House of Frankenstein (1944)
Director: Erle C. Kenton
Dracula: John Carradine
“The world I see is far away. Yet very near. A strange and beautiful world … in which one may be dead … and yet alive.”
— Rita Hussman (Anne Gwynne), unconsciously giving us the epigraph for the entire Universal horror series
John Carradine’s first appearance as Dracula (of at least five) is unprepossessing to say the least. Accidentally reanimated when mad scientist Dr. Niemann (Boris Karloff) threatens an officious policeman with the stake in his skeletal chest, he re-skeletonizes in the sunlight just 27 minutes into the film. He never gets screen time with Frankenstein’s Monster (Glenn Strange) or the Wolf Man (Lon Chaney, Jr.), so the picture isn’t a true monster rally so much as a picaresque freak show. The bulk of the film centers on Niemann’s quest for revenge on the men who jailed him for Frankenstein-inspired experiments, and it’s just fun to see Karloff actually get to ham it up in a proper mustache-twirling speaking role for a change. There’s a great bit at the end where Strange’s Monster cradles the dying Karloff in his arms — who knew that meta was a thing in 1944?

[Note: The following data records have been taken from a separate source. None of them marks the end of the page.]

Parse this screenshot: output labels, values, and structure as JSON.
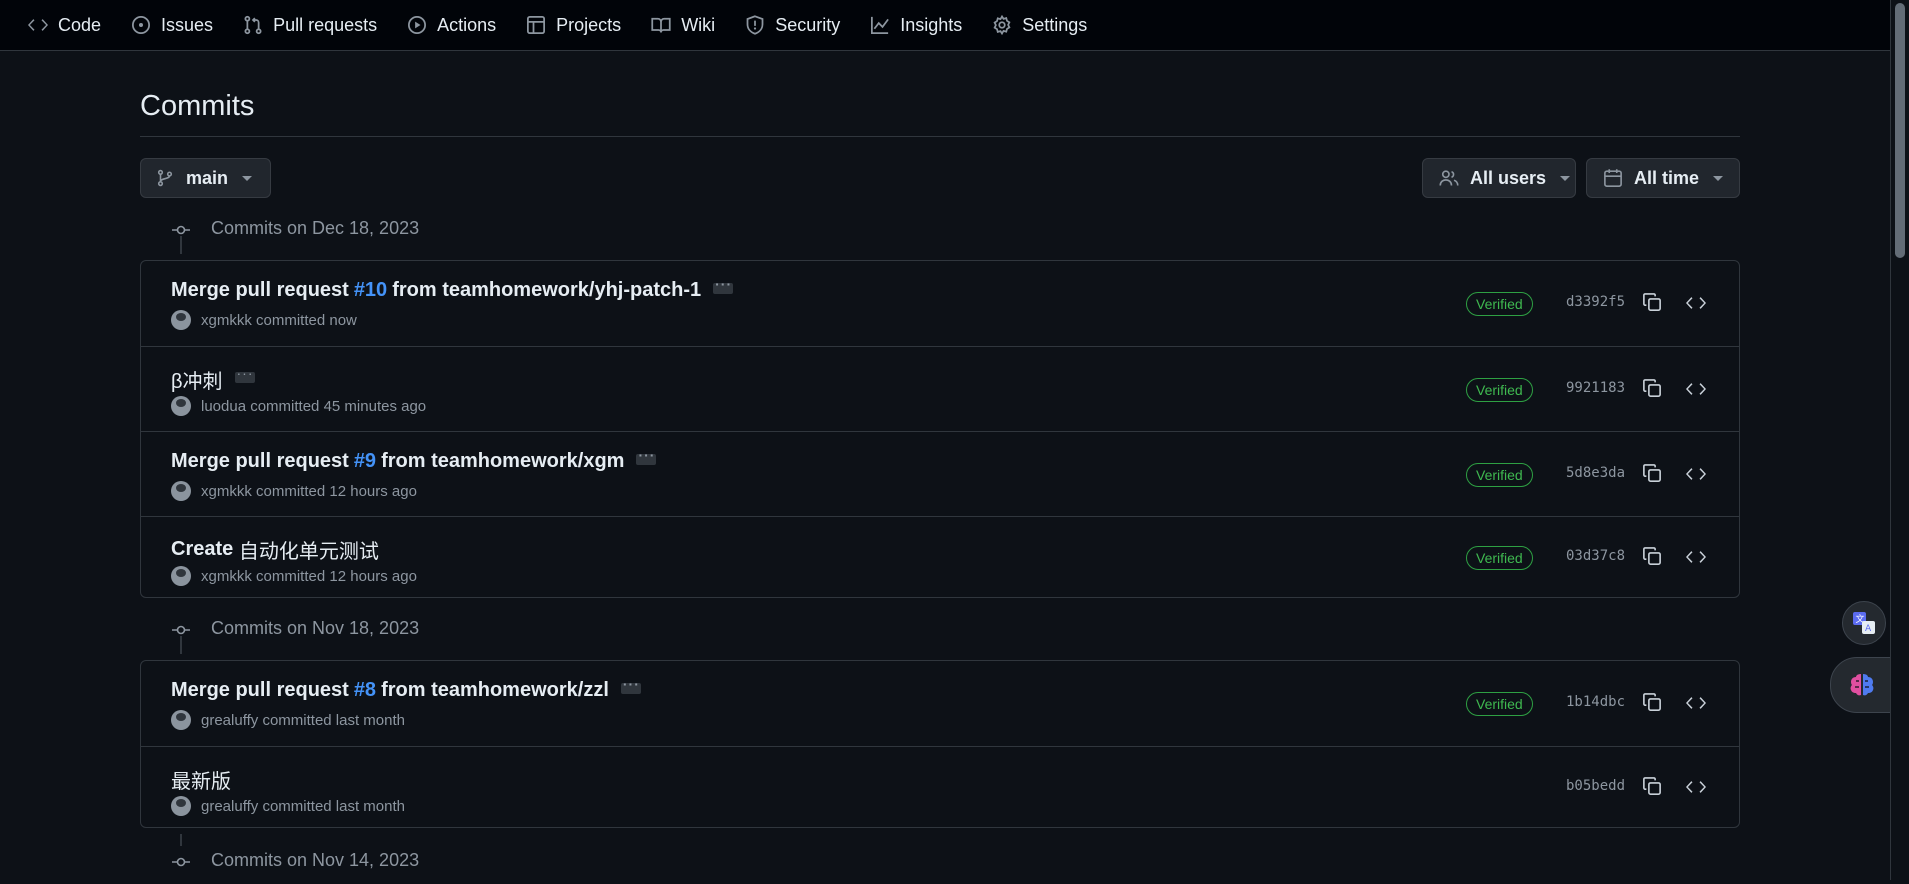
{
  "nav": {
    "tabs": [
      {
        "label": "Code",
        "icon": "code-icon"
      },
      {
        "label": "Issues",
        "icon": "issue-icon"
      },
      {
        "label": "Pull requests",
        "icon": "pull-request-icon"
      },
      {
        "label": "Actions",
        "icon": "play-icon"
      },
      {
        "label": "Projects",
        "icon": "table-icon"
      },
      {
        "label": "Wiki",
        "icon": "book-icon"
      },
      {
        "label": "Security",
        "icon": "shield-icon"
      },
      {
        "label": "Insights",
        "icon": "graph-icon"
      },
      {
        "label": "Settings",
        "icon": "gear-icon"
      }
    ]
  },
  "page": {
    "title": "Commits"
  },
  "filters": {
    "branch": "main",
    "users": "All users",
    "time": "All time"
  },
  "groups": [
    {
      "date_label": "Commits on Dec 18, 2023",
      "commits": [
        {
          "msg_prefix": "Merge pull request ",
          "pr": "#10",
          "msg_suffix": " from teamhomework/yhj-patch-1",
          "author": "xgmkkk",
          "action": "committed",
          "time": "now",
          "verified": "Verified",
          "sha": "d3392f5"
        },
        {
          "msg_prefix": "β冲刺",
          "pr": "",
          "msg_suffix": "",
          "author": "luodua",
          "action": "committed",
          "time": "45 minutes ago",
          "verified": "Verified",
          "sha": "9921183"
        },
        {
          "msg_prefix": "Merge pull request ",
          "pr": "#9",
          "msg_suffix": " from teamhomework/xgm",
          "author": "xgmkkk",
          "action": "committed",
          "time": "12 hours ago",
          "verified": "Verified",
          "sha": "5d8e3da"
        },
        {
          "msg_prefix": "Create ",
          "pr": "",
          "msg_suffix": "自动化单元测试",
          "author": "xgmkkk",
          "action": "committed",
          "time": "12 hours ago",
          "verified": "Verified",
          "sha": "03d37c8"
        }
      ]
    },
    {
      "date_label": "Commits on Nov 18, 2023",
      "commits": [
        {
          "msg_prefix": "Merge pull request ",
          "pr": "#8",
          "msg_suffix": " from teamhomework/zzl",
          "author": "grealuffy",
          "action": "committed",
          "time": "last month",
          "verified": "Verified",
          "sha": "1b14dbc"
        },
        {
          "msg_prefix": "最新版",
          "pr": "",
          "msg_suffix": "",
          "author": "grealuffy",
          "action": "committed",
          "time": "last month",
          "verified": "",
          "sha": "b05bedd"
        }
      ]
    },
    {
      "date_label": "Commits on Nov 14, 2023"
    }
  ],
  "colors": {
    "background": "#0d1117",
    "link": "#4493f8",
    "verified": "#3fb950",
    "muted": "#8d96a0"
  }
}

But none of that is, strictu sensu, Dractober-relevant. Carradine has to take Dracula a lot of places in his 10 minutes or so of screen time: he knuckles under to Niemann’s threats to sabotage his coffin, suavely insinuates himself (as “Baron Latos”) into Burgomaster Hussman’s (Sig Ruman) household, seduces Hussman’s grand-daughter-in-law Rita (lovely and spirited Anne Gwynne, playing up as an all-American girl in Backlot Gothic-land) with dreams and mesmeric visions, drains Hussman in silhouette as a bat (expertly shot by Kenton), flees with Rita in a coach, crashes and crawls to his coffin (discarded by Niemann to distract Dracula’s pursuers from himself), and expires piteously scrabbling at the lid. That’s more action than Dracula gets in some full-length features, and Carradine is mostly up to the job. He’s best as the seducer, of course; his menace is either animated (in bat-shadow form) or understated. His Dracula is ruled by his passions: fear, lust, hunger, and fear again. That could have been interesting in a more full-fledged Dracula, especially with the Shakespearean Carradine in the title role.
The 31 Nights of Dractober is a daily preview of a “first cut” essay on a cinematic Dracula. In expanded and silhouetted form (drinking deep from your comments and responses), it will appear in my upcoming book Thrill of Dracula, part of the Dracula Dossier Kickstarter. Speaking of which, you can pre-order dapper-mustached hard copies of The Dracula Dossier Director’s Handbook and Dracula Unredacted from your Friendly Local (Bits & Mortar participating) Game Store or from the Pelgrane store and get the PDFs now!